### Required action
Find every line below with the string "cart" and pick it out.

++++++++++++++++++++

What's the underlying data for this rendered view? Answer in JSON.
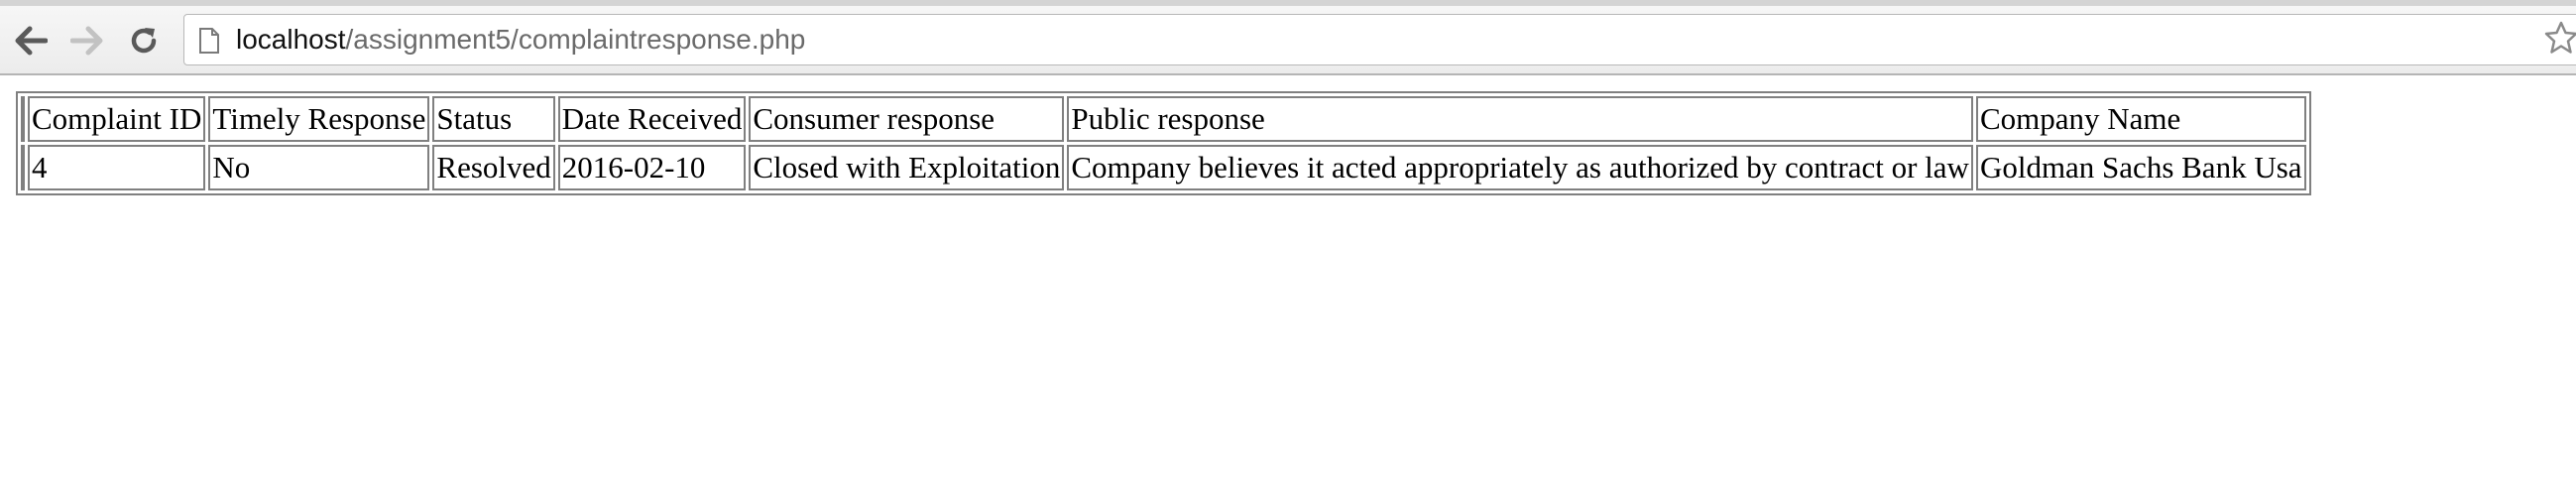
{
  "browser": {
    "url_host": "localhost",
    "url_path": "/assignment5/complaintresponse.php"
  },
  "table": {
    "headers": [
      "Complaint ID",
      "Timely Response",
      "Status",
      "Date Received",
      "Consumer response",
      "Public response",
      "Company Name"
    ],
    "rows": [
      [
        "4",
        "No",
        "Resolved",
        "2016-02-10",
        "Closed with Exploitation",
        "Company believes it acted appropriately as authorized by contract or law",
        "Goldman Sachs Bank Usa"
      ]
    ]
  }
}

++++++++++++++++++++

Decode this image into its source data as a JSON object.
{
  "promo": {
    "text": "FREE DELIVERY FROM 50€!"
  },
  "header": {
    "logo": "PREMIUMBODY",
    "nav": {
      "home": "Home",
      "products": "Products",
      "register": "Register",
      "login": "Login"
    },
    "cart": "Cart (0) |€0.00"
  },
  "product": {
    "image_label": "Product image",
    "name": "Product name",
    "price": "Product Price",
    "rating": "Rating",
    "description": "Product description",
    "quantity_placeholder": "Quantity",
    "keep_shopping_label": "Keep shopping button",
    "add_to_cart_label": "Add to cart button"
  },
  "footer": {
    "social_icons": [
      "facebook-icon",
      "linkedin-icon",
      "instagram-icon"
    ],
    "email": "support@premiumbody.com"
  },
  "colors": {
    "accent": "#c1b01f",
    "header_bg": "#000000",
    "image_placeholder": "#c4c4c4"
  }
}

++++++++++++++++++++

### The completed task
    "cart": "Cart (0) |€0.00"
    "add_to_cart_label": "Add to cart button"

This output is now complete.